Archival reference isn’t always about searching for the sparse facts that cleanly define an event or person in three sentences or less. It offers a microcosmic view of the interconnectedness of life and history - a question leads from one person to another, to an organization, to a piece of artwork and back to a person and then maybe three
on down the line until it relates to something I saw on television last week. Biographical research in particular allows me to study, if only for a brief time, a person long forgotten. But for the hour I spend, they come alive again - at least to me. The vocations and avocations of one individual - their choices and desires are illuminated - and I recall Mary Oliver’s words, “Tell me, what is it you plan to do with your one wild and precious life?”

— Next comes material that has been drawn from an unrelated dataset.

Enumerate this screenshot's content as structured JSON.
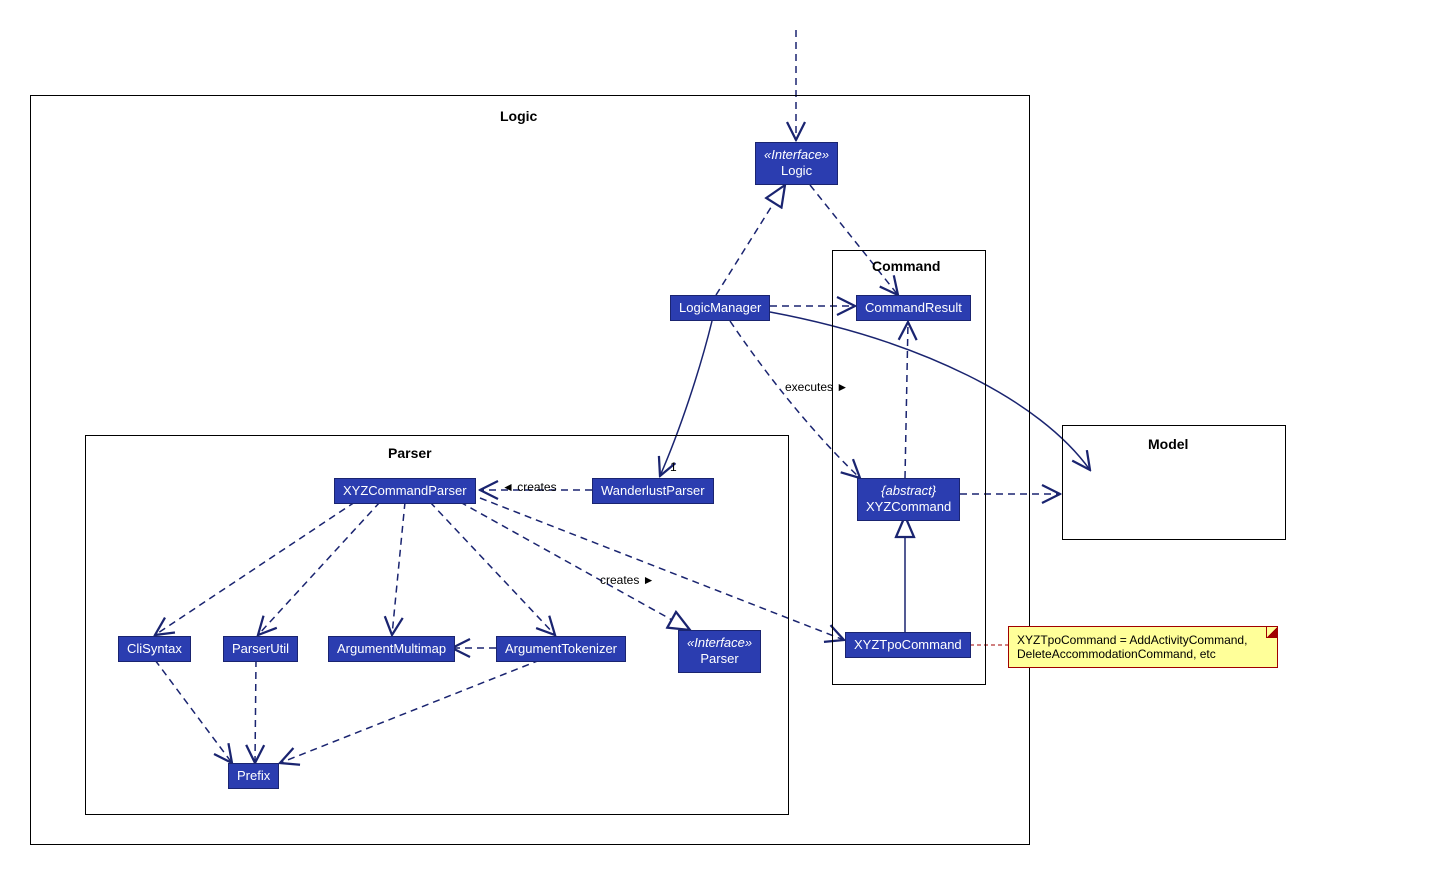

One such person, whose life seems to have been both wild and precious, was Tufts professor Charles Ernest Fay. The bare bones of his story are that he was born in Roxbury, Massachusetts in 1846 and graduated from Tuft in 1868. Young Charles showed an aptitude for languages and was promptly employed by Tufts as a professor of modern languages, a post he would hold for 60 years. Of course, that’s the kind of information we find everyday - I’m getting to the internationally renowned part
Fay’s life offers a bewilderingly wide array of organizational involvement. He was one of the founders of the Modern Language Association (MLA); a life member of the American Philological Association; president of the New England Modern Language Association; and a fellow of the American Academy of Arts and Sciences. Fay was also a member of the Boston and Cambridge Shakespeare Clubs; the Boston Browning Society; the American Folk Lore Society; the Metropolitan Improvement League of Boston; and the Massachusetts Forestry Association.
But what might be the most bizarre, and to my mind interesting, aspect of Fay’s life is his international reputation as an alpinist. A dedicated lover of the outdoors since his youth, Fay, prior to the age of 50, had already climbed the White Mountains of New Hampshire, the Adirondacks, the Rockies, and the Sierra Madre. He had made 19 visits to the Selkirk Range of the Canadian Rockies by 1921, and was still climbing there at the age of 76. He climbed with and/or led many international groups, especially throughout the Canadian Rockies. Fay made two ascents of the peak known as "No. 1" in a chain known as the "Ten Peaks" of the Bow Range near Alberta. This peak, at 10,612 ft, was the second highest of the Ten Peaks and was named Mount Fay in 1904, in Fay's honor. At more than 80 years of age, Fay attended the camp of the Canadian Alpine Club - he hiked the 14 miles from the railway station to the camp and still had energy left over to attend the evening’s festivities. Fay's ascents often involved snowy peaks and treacherous ice fields, however, during his years as a mountain climber the only injury he sustained was a sprained ankle - a testament to his skill.
Fay was a charter member of the Appalachian Mountain Club and served as its president four times, and editing its journal “Appalachia” for 44 years. He remained heavily involved with the American Alpine Club (he was one of the founders), serving as president and journal editor. Fay was also in demand as a lecturer, including a series given in Washington DC and sponsored by National Geographic. He was also a prolific writer - the author of hundreds of articles. His activities brought him numerous honors, including membership in the English, French, and Italian Mountain Clubs, as well as Centro Excursionista de Catalune in Spain. While serving as a delegate to the International Congress of Alpine Clubs in 1920, Fay was knighted and made an officer of the Order of St. Charles by Prince Albert of Monaco. Fay completed his final climb just 6 months before his death in 1931 at the age of 84.
There’s more information to be found about Charles Fay and all the other remarkable, yet sometimes unknown, Tufts people at the Digital Collections and Archives.